SURTALCHILGAAN DEER DARAHAD ARILJ KINO GARNA.
Adore in the Moonlight isn’t Woody Allen’s most noticeably awful film – that is still presumably from 2002 – yet it’s still urgently frustrating after the transcendent triumph that was Blue Jasmine, a year ago’s Oscar-winning crush about the bearish bankrupt socialite, played by Cate Blanchett. That was legitimate Woody Allen, the genuine article. There is, then again, something incredible and missing about this dreary 1920s period picture, which thumps and crashes along on autopilot, with dubious borrowings from PG Wodehouse, Agatha Christie and in fact Woody Allen’s own prior work. Here, his male and female leads take sentimental cover from a tempest in an observatory: a return to the rainswept Woody and Diane Keaton hurrying into the planetarium in Manhattan.
Like the period car roadster that at one point in the film separates, this motion picture has some really genuine motor inconvenience. Then again perhaps the issue is that it has no motor to talk about. There are strained exhibitions, strange discharge extends where the stiflers should go and some honestly exceptionally questionable line-readings. Set against this are snapshots of delicacy and ludicrous appeal, everything except suffocated in the film’s substantial, flavorless stew.
Colin Firth is thrown, or pigeonhole, or miscast, as the stuffy and prideful individual bound to fall, Darcy-ishly, for the lady of whom he particularly opposes. He is Stanley, a British expert performer who performs in the hokey Oriental stage persona of Wei Ling Soo (a name that sounds as though it is some nervy play on words, however isn’t, unless Wailing Sue checks) with senseless streaming robes, fake hanging mustache and uncovered top. And in addition being a mystical performer, Stanley is a skeptic and pragmatist, a crusading debunker of all the fraudsters and fake seance-vendors going after the rich and unsophisticated in the jazz age. One summer, Stanley dares toward the south of France, never going to budge on bringing down an assumed mystic called Sophie (Emma Stone) whose clear powers are astonishing popular society on the Côte d’Azur; these well off chumps are getting out their check books to finance a gathered otherworldly research establishment being set up by Sophie and her hard-confronted mamma (Marcia Gay Harden). In any case, Sophie’s exceptional clairvoyant capacities and magnificence leave Stanley staggered.

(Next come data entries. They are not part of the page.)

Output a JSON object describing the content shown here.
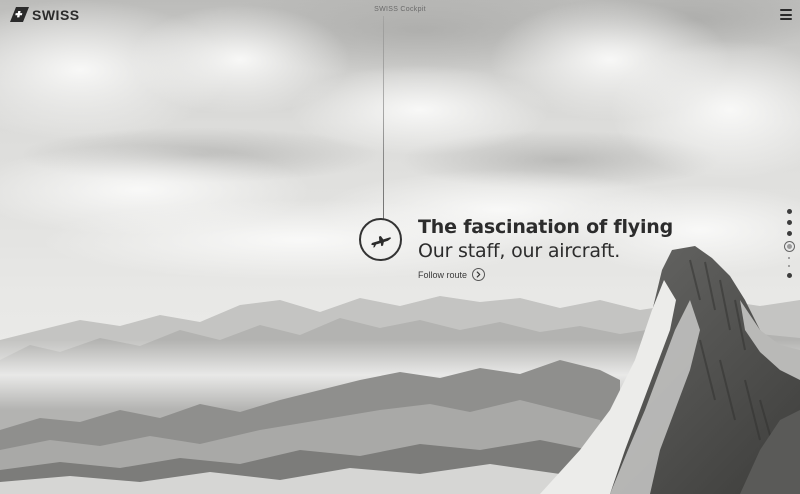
{
  "brand": {
    "logo_text": "SWISS",
    "logo_icon": "swiss-cross-icon"
  },
  "header": {
    "center_label": "SWISS Cockpit",
    "menu_icon": "hamburger-menu-icon"
  },
  "hero": {
    "badge_icon": "airplane-icon",
    "title": "The fascination of flying",
    "subtitle": "Our staff, our aircraft.",
    "cta_label": "Follow route",
    "cta_icon": "chevron-right-icon"
  },
  "section_nav": {
    "dots": [
      {
        "state": "default"
      },
      {
        "state": "default"
      },
      {
        "state": "default"
      },
      {
        "state": "active"
      },
      {
        "state": "faint"
      },
      {
        "state": "faint"
      },
      {
        "state": "default"
      }
    ]
  },
  "colors": {
    "text_dark": "#2c2c2c",
    "background": "#d9d9d7"
  }
}
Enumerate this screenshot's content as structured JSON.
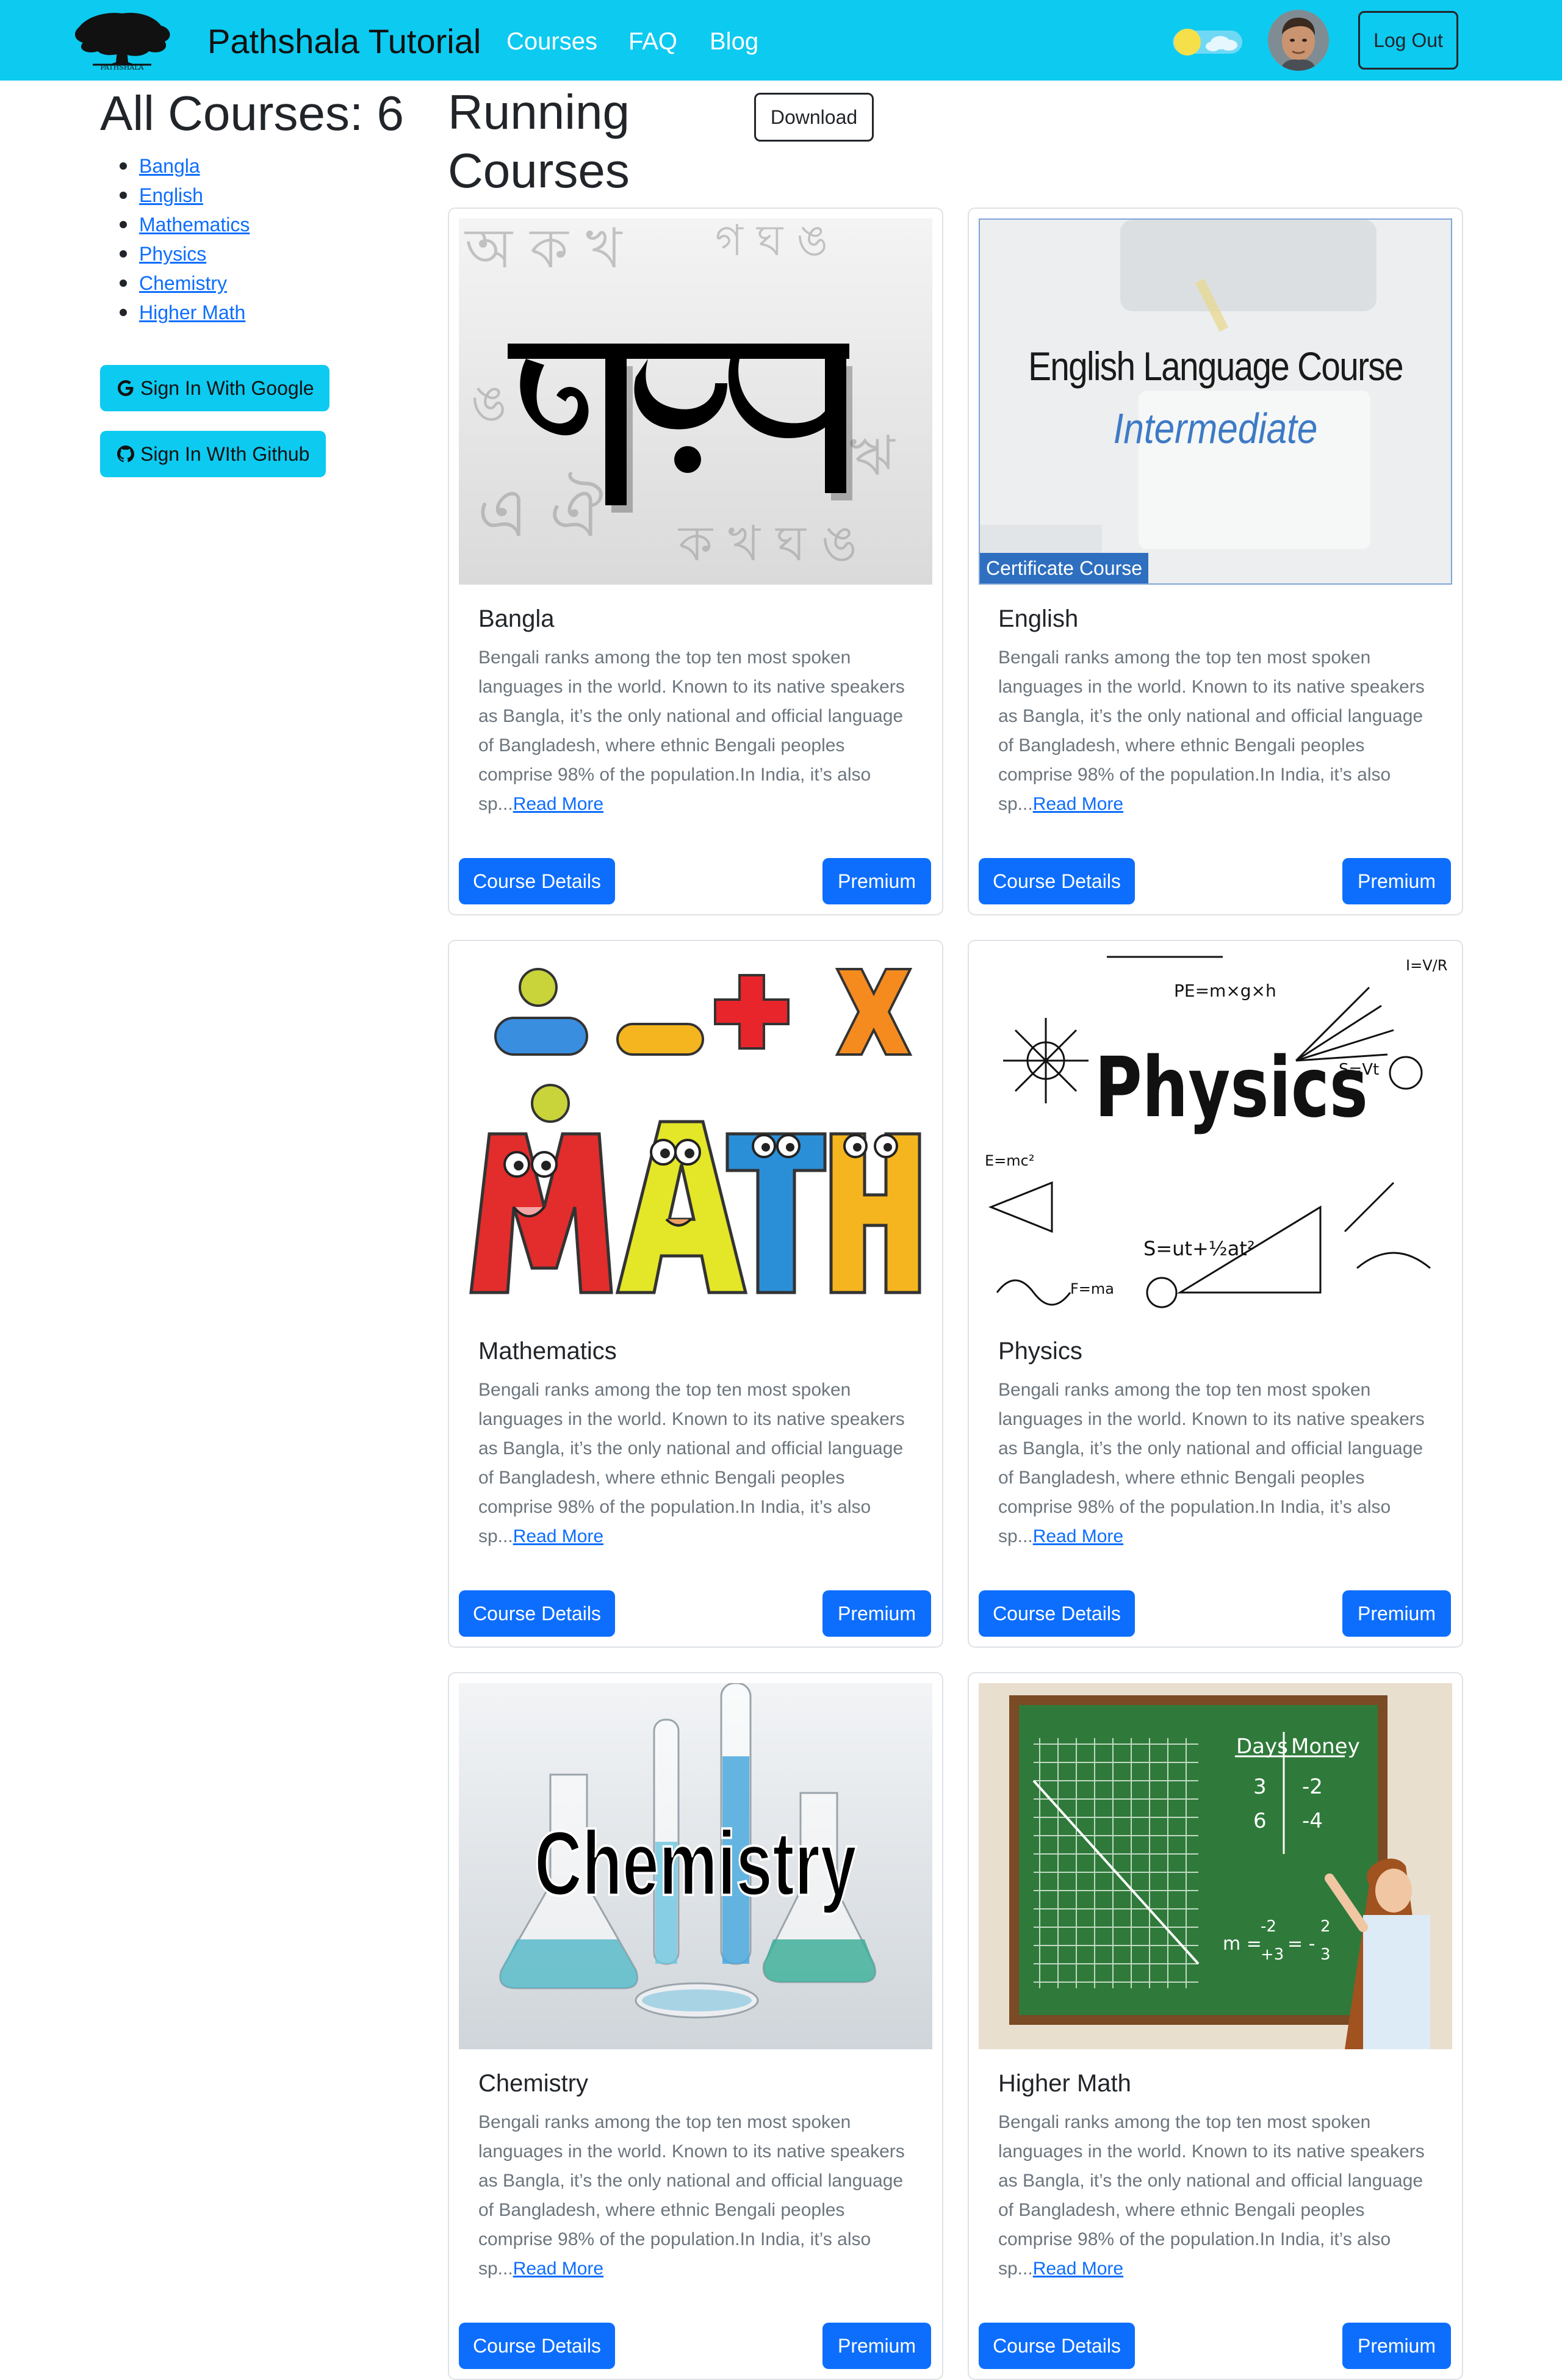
{
  "navbar": {
    "logo_text": "PATHSHALA",
    "brand": "Pathshala Tutorial",
    "links": [
      "Courses",
      "FAQ",
      "Blog"
    ],
    "logout_label": "Log Out"
  },
  "sidebar": {
    "heading": "All Courses: 6",
    "courses": [
      "Bangla",
      "English",
      "Mathematics",
      "Physics",
      "Chemistry",
      "Higher Math"
    ],
    "google_label": "Sign In With Google",
    "github_label": "Sign In WIth Github"
  },
  "main": {
    "title": "Running Courses",
    "download_label": "Download",
    "cards": [
      {
        "title": "Bangla",
        "image_text": "বাংলা",
        "description": "Bengali ranks among the top ten most spoken languages in the world. Known to its native speakers as Bangla, it’s the only national and official language of Bangladesh, where ethnic Bengali peoples comprise 98% of the population.In India, it’s also sp...",
        "read_more": "Read More",
        "details_label": "Course Details",
        "premium_label": "Premium"
      },
      {
        "title": "English",
        "image_text": "English Language Course",
        "image_subtext": "Intermediate",
        "image_badge": "Certificate Course",
        "description": "Bengali ranks among the top ten most spoken languages in the world. Known to its native speakers as Bangla, it’s the only national and official language of Bangladesh, where ethnic Bengali peoples comprise 98% of the population.In India, it’s also sp...",
        "read_more": "Read More",
        "details_label": "Course Details",
        "premium_label": "Premium"
      },
      {
        "title": "Mathematics",
        "image_text": "MATH",
        "description": "Bengali ranks among the top ten most spoken languages in the world. Known to its native speakers as Bangla, it’s the only national and official language of Bangladesh, where ethnic Bengali peoples comprise 98% of the population.In India, it’s also sp...",
        "read_more": "Read More",
        "details_label": "Course Details",
        "premium_label": "Premium"
      },
      {
        "title": "Physics",
        "image_text": "Physics",
        "image_formulas": [
          "PE=m×g×h",
          "S=ut+½at²",
          "I=V/R",
          "E=mc²",
          "F=ma",
          "S=Vt"
        ],
        "description": "Bengali ranks among the top ten most spoken languages in the world. Known to its native speakers as Bangla, it’s the only national and official language of Bangladesh, where ethnic Bengali peoples comprise 98% of the population.In India, it’s also sp...",
        "read_more": "Read More",
        "details_label": "Course Details",
        "premium_label": "Premium"
      },
      {
        "title": "Chemistry",
        "image_text": "Chemistry",
        "description": "Bengali ranks among the top ten most spoken languages in the world. Known to its native speakers as Bangla, it’s the only national and official language of Bangladesh, where ethnic Bengali peoples comprise 98% of the population.In India, it’s also sp...",
        "read_more": "Read More",
        "details_label": "Course Details",
        "premium_label": "Premium"
      },
      {
        "title": "Higher Math",
        "image_board": {
          "col1": "Days",
          "col2": "Money",
          "rows": [
            [
              "3",
              "-2"
            ],
            [
              "6",
              "-4"
            ]
          ],
          "formula_m": "m =",
          "formula_a": "-2",
          "formula_b": "+3",
          "formula_eq": "= -",
          "formula_c": "2",
          "formula_d": "3"
        },
        "description": "Bengali ranks among the top ten most spoken languages in the world. Known to its native speakers as Bangla, it’s the only national and official language of Bangladesh, where ethnic Bengali peoples comprise 98% of the population.In India, it’s also sp...",
        "read_more": "Read More",
        "details_label": "Course Details",
        "premium_label": "Premium"
      }
    ]
  }
}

Could enchantment – and the enchantment of adoration – be more genuine than he suspected?
Enchantment has constantly assumed an essential part in Woody Allen’s work, yet it has constantly had a tendency to be genuine enchantment. Kugelmass truly can transport himself into Madame Bovary in his short story The Kugelmass Episode; characters truly can descend from the screen in The Purple Rose of Cairo; Leonard Zelig truly transforms, chameleon-like, to end up distinctly like the general population he’s conversing with. In Magic in the Moonlight, Stanley ponders, dumbstruck, about the alluring or risky potential outcomes of something he erroneously calls “supernatural considering”, yet Allen has long back substantiated himself an ace of this sort of speculation with his motivated dreams: the right of both fiction and drama.
This is an alternate kind of anecdote about enchantment, and there is no motivation behind why a realist motion picture about traps shouldn’t be as light and soufflé-ish as everything else. In any case, Firth’s character is just so animalistic and dreary, charmless and unrelaxed. He’s apparently expected to be as breezy and nonchalant as Cary Grant. Rather, he frowns like Gordon Brown. The issue is not choosing to snicker at him or with him, it’s finding any event for chuckling by any means. All things considered, the mechanics of the nation house secret in which Stanley gets himself give some beguilement, and there is some preoccupation to be had in the last disclosure.
Maybe heading off to another Woody Allen film is currently the closest thing groups of onlookers in the 21st century can need to seeing a regular prewar studio picture. We adore and fetishise the immense pictures from this period and disregard the way that the fantasy production line produced a dreadful parcel of dross and also the gold. The sheer volume of creation is the thing that improved the probability of fabulousness and this permits family to pick and pick the works of art and overlook the rest. It’s the same with Woody Allen. With noteworthy and undimmed stamina, he just continues making motion pictures and I now believe it’s unimportant for pundits (like me) to gripe about his workrate. This is his innovative style. Indeed, even at its most minimal ebb despite everything it produces snapshots of intrigue. Furthermore, it is fit for tossing out something like Blue Jasmine. It may even now do later on. So I am not grumbling.